Mumbai: Market regulator Securities and Exchange Board of India (SEBI) on Monday asked brokers not to pass on part of their commission to investors in debt instruments as such offers result in unfair advantage to some, reports PTI.
The regulator said it has gathered from market participants that in public issues of debt securities, some brokers/ distributors are passing on part of their brokerage/ commission to the final investors for subscription to such public issue of debt.
“As a result, while on one hand it is giving an unfair advantage/bargaining power to a certain set of investors and distributors, on the other hand it is adding to the cost of issuance for the company,” SEBI said in a circular.
In order to curb such practices, SEBI said “it is advised that in respect of public issues of debt securities, no person connected with the issue shall offer any incentive, whether direct or indirect... to any person for making an application for allotment of specified securities”.
SEBI said the circular has been issued to protect the interests of investors in securities and to promote the development of, and to regulate, the securities market.
“If they (corporates) are not sending annual reports and not conducting AGMs, these are clear cut violations. I will ask my team to investigate all cases where AGMs have not been called and Annual Reports have not been sent,” SEBI chairman UK Sinha said

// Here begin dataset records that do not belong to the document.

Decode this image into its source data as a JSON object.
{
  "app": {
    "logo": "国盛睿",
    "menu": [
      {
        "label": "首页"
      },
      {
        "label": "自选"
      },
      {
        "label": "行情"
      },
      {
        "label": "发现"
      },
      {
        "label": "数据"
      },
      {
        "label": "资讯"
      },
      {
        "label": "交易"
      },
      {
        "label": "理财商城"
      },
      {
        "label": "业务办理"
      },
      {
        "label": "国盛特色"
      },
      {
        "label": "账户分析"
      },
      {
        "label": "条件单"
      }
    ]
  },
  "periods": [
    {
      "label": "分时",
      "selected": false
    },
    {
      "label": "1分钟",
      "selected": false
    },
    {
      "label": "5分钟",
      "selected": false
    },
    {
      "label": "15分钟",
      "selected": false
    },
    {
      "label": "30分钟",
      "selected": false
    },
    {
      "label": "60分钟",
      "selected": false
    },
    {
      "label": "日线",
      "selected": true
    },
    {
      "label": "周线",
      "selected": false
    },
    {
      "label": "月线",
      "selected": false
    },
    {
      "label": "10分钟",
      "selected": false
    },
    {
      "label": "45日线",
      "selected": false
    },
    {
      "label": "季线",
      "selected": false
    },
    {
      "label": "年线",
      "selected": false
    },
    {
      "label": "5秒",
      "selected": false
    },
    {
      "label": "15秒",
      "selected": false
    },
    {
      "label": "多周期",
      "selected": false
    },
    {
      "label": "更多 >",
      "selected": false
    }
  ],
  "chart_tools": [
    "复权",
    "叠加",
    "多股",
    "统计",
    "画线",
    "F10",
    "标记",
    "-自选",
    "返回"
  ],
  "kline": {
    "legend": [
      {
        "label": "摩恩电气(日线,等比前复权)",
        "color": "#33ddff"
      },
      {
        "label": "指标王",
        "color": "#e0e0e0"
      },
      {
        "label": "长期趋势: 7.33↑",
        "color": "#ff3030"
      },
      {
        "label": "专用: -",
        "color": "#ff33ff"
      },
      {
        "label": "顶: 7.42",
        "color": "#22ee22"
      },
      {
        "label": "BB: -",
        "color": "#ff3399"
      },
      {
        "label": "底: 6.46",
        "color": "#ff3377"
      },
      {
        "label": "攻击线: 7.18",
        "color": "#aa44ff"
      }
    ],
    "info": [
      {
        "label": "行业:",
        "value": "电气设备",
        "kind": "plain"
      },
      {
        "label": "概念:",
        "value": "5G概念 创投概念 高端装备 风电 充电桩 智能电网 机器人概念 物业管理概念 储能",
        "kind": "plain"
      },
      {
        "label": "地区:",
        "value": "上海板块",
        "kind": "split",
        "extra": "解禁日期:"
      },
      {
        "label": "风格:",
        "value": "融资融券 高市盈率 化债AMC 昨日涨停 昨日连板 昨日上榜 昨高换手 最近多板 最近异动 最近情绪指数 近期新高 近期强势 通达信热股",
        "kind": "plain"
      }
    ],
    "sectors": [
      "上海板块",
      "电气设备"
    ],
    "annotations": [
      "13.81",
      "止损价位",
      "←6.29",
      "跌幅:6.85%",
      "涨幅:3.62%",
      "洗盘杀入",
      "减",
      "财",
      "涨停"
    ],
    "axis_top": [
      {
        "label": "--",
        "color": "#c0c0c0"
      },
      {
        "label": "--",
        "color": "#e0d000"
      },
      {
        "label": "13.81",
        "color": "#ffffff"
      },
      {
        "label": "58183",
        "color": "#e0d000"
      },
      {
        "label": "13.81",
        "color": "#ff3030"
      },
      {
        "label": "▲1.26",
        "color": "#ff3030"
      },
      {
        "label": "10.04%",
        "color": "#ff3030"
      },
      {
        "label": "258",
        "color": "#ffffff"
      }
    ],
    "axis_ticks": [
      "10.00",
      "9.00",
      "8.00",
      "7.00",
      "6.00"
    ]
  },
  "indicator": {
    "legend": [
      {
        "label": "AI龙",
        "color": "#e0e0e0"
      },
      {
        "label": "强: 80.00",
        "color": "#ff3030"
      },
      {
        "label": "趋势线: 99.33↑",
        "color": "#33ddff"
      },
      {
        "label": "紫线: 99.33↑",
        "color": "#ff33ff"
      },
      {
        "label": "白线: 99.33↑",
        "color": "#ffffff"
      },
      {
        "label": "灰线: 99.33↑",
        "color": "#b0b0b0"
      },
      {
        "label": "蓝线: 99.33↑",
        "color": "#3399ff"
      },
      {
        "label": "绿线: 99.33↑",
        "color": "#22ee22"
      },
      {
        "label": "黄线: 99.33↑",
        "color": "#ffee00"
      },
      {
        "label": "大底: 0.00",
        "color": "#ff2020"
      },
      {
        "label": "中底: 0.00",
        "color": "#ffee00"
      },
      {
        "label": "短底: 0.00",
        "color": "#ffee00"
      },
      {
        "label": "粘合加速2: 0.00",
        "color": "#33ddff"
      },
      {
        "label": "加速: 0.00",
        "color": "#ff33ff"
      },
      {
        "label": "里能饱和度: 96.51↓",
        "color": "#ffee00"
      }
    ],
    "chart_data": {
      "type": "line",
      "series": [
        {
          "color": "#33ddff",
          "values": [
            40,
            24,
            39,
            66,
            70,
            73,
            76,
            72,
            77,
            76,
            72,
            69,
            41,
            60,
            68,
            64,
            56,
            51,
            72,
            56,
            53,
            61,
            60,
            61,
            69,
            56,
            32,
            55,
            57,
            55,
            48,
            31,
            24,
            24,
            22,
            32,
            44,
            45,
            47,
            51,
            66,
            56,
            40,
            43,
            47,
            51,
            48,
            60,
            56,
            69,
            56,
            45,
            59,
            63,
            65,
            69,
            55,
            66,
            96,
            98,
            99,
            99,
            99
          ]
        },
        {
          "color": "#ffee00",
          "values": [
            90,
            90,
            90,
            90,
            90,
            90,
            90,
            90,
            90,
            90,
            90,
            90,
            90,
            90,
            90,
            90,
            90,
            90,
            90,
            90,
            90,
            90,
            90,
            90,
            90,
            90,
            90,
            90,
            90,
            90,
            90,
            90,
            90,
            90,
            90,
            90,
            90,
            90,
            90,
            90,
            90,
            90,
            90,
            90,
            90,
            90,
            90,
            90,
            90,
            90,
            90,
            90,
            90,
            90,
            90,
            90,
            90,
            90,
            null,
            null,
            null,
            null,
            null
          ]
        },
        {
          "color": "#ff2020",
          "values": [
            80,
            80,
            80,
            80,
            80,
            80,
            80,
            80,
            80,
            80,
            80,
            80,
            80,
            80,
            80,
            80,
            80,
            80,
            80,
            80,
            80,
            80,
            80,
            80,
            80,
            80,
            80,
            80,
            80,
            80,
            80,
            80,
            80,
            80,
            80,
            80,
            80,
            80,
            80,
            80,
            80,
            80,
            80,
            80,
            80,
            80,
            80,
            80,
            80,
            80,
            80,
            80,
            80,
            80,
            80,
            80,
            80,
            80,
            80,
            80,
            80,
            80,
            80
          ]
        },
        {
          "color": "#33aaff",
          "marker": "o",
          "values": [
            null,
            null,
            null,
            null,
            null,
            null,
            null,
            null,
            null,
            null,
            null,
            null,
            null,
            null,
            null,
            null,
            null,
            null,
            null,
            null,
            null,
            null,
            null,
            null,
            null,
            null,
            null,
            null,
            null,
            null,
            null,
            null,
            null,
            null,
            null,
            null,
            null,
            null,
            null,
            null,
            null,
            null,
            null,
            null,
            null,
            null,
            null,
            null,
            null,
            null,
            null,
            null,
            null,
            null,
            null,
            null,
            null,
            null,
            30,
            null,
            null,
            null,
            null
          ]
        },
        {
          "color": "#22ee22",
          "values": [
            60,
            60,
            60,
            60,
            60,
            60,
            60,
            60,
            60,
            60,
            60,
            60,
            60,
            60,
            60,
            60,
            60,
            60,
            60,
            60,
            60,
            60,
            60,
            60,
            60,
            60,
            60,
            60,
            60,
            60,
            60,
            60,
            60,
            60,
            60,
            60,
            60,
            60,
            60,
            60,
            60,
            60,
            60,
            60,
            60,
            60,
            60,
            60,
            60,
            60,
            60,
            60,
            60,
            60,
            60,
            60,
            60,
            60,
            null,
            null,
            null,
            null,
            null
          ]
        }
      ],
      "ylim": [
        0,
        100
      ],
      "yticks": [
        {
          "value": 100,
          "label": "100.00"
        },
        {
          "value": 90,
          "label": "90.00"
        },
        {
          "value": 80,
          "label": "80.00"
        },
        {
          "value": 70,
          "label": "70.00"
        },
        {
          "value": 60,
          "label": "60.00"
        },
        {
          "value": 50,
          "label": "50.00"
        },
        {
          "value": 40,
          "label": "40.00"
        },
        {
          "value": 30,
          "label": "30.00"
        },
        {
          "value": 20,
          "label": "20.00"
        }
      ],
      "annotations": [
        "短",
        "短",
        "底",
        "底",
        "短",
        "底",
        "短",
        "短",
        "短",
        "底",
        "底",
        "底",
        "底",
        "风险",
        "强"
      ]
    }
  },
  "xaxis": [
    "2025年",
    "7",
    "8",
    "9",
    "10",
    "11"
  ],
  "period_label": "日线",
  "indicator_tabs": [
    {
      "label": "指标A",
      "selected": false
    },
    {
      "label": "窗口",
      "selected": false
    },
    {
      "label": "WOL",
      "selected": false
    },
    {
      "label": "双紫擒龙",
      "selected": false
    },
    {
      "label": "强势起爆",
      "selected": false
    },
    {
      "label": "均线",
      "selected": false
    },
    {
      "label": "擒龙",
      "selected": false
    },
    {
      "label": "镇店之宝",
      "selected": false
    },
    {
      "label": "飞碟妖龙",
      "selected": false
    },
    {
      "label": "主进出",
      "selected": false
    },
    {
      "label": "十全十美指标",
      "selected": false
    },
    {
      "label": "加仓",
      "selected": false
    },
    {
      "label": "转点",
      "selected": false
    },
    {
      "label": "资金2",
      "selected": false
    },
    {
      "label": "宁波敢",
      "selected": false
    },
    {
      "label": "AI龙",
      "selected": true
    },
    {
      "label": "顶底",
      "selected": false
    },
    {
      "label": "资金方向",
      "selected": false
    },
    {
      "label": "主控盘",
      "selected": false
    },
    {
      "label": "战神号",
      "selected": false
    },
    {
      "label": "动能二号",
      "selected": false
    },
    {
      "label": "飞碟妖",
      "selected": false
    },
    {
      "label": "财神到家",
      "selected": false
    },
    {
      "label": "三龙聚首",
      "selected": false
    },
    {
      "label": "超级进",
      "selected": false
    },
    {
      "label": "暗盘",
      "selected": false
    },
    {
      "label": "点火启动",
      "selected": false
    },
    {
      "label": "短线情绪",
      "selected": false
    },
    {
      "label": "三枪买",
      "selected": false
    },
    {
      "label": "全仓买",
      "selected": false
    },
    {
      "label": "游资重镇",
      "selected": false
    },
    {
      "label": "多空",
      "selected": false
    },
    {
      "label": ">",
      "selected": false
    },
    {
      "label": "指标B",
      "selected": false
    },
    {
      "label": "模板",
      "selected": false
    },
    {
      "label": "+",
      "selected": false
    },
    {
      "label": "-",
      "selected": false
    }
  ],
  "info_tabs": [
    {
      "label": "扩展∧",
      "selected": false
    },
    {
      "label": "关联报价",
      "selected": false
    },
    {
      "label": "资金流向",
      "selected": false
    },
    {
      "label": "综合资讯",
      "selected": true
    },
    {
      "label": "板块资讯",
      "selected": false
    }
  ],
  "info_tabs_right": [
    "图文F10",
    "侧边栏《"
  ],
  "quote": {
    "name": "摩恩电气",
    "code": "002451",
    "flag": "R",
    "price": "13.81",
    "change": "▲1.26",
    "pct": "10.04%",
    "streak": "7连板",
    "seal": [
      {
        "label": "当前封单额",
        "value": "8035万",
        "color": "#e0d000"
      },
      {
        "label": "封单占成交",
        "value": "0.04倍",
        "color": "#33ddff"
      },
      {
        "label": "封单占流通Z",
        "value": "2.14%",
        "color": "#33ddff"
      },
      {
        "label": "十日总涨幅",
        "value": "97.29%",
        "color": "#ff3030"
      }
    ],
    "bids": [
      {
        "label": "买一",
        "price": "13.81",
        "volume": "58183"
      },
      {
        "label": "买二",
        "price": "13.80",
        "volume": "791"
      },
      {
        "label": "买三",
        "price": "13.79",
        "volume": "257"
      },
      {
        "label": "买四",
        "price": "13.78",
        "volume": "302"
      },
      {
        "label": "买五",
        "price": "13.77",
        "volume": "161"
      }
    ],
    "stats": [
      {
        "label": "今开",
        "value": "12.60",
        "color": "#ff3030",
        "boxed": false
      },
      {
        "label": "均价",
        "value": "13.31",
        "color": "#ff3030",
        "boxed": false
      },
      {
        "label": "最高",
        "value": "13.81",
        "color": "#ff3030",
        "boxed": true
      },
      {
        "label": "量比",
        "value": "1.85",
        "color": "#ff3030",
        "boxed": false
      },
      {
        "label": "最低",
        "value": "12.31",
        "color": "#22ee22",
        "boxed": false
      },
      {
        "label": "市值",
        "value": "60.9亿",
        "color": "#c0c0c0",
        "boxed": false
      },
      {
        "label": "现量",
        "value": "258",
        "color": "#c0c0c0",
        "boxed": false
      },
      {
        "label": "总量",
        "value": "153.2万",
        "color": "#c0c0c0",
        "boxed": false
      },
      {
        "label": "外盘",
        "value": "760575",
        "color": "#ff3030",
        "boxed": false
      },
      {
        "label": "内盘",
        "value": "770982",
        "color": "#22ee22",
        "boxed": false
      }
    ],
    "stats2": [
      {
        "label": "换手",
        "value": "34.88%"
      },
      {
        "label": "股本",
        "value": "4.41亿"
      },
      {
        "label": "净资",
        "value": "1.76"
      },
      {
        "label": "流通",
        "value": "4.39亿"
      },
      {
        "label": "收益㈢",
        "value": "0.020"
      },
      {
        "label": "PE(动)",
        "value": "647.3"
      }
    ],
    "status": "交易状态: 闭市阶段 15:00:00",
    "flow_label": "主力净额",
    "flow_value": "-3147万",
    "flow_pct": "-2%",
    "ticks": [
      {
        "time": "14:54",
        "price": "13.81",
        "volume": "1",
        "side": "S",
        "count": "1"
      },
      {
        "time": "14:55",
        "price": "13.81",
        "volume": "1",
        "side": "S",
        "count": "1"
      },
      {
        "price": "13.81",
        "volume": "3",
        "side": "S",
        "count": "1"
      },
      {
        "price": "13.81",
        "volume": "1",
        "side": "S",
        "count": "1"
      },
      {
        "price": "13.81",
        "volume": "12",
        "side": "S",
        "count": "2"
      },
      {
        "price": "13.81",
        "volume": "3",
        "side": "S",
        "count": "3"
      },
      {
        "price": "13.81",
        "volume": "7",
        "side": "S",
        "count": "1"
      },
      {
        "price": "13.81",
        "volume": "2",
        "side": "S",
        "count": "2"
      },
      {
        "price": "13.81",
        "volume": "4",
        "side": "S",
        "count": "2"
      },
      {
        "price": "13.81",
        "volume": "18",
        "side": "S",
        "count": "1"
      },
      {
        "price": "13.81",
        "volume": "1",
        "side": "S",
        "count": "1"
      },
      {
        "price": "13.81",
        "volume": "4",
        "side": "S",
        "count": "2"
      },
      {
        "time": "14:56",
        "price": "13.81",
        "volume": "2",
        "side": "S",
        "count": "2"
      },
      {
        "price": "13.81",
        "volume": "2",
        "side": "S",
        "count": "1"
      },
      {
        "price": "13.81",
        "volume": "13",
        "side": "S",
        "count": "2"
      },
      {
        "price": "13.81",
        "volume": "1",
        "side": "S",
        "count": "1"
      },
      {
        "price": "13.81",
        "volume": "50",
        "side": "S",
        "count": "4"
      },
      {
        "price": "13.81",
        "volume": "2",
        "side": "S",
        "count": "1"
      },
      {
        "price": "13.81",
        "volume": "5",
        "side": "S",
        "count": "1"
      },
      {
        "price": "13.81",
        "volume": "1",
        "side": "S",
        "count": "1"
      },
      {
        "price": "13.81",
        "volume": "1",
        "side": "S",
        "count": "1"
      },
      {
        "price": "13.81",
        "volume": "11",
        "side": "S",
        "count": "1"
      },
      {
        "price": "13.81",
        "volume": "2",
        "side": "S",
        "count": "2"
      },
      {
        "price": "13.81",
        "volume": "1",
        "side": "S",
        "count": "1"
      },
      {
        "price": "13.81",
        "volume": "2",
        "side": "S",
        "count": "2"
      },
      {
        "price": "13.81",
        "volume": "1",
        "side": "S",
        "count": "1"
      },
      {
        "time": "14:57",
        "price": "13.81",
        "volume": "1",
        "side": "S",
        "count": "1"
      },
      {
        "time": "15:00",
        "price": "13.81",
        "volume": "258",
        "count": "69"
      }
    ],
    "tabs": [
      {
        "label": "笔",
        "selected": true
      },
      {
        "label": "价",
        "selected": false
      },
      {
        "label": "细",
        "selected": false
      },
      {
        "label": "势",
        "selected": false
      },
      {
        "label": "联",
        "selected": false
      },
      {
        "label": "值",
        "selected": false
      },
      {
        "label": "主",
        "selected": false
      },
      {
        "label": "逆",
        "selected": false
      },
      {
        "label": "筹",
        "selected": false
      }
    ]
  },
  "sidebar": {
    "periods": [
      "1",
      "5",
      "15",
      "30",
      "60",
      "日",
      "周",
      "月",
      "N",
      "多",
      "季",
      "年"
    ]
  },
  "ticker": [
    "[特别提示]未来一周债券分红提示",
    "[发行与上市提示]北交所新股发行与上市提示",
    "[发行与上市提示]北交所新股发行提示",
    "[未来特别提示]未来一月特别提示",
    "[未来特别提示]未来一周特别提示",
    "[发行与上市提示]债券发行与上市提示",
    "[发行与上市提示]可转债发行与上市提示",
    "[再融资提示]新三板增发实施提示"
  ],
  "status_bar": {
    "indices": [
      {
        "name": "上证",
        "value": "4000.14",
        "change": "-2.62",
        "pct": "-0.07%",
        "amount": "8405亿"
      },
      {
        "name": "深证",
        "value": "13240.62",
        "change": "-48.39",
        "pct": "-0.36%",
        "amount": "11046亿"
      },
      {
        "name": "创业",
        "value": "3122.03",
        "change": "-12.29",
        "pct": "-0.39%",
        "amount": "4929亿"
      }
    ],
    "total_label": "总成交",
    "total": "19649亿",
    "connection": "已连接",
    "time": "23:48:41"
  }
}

Chennai: Sending a strong signal to listed companies to conduct annual general meetings (AGMs) and send annual reports regularly to its shareholders, market regulator Securities and Exchange Board of India (SEBI) on Monday said it would investigate the details of those companies which have not done so, reports PTI.
“If they are not sending annual reports and not conducting AGMs, these are clear cut violations. Since this question has been raised, I will ask my team to investigate all cases where AGMs have not been called and Annual Reports have not been sent,” SEBI chairman UK Sinha said.
SEBI has allowed companies to send the annual reports via electronic mode if shareholders have consented to it, he said addressing a seminar, on “Securities Market and the Common man” organised by National Stock Exchange here.
To a query about companies being involved in manipulating share prices, Mr Sinha said the market regulator was already investigating such cases. “...If there are any violations, it will be very seriously dealt with and very quickly”.
Later talking to reporters, Mr Sinha said SEBI was advising mutual fund industry to launch less number of newer schemes.
“SEBI is encouraging mutual funds to float less number of newer schemes. If there are schemes which are similar investments schemes, SEBI is encouraging them to merge them.
We are working towards it...” he said.
Besides, SEBI was working towards reducing the number of days in initial public offer (IPO) process which currently takes 12 days for a company. “SEBI has set up a committee to review the entire IPO processes in shortening the time period between the issue closure and listing... It is too premature for me to talk about it, but the current period of 12 days and how to reduce it is part of the (committee’s) mandate”, he said.
SEBI would look into the question of uploading e-document of annual reports of those companies in the website of stock exchanges similar to company results.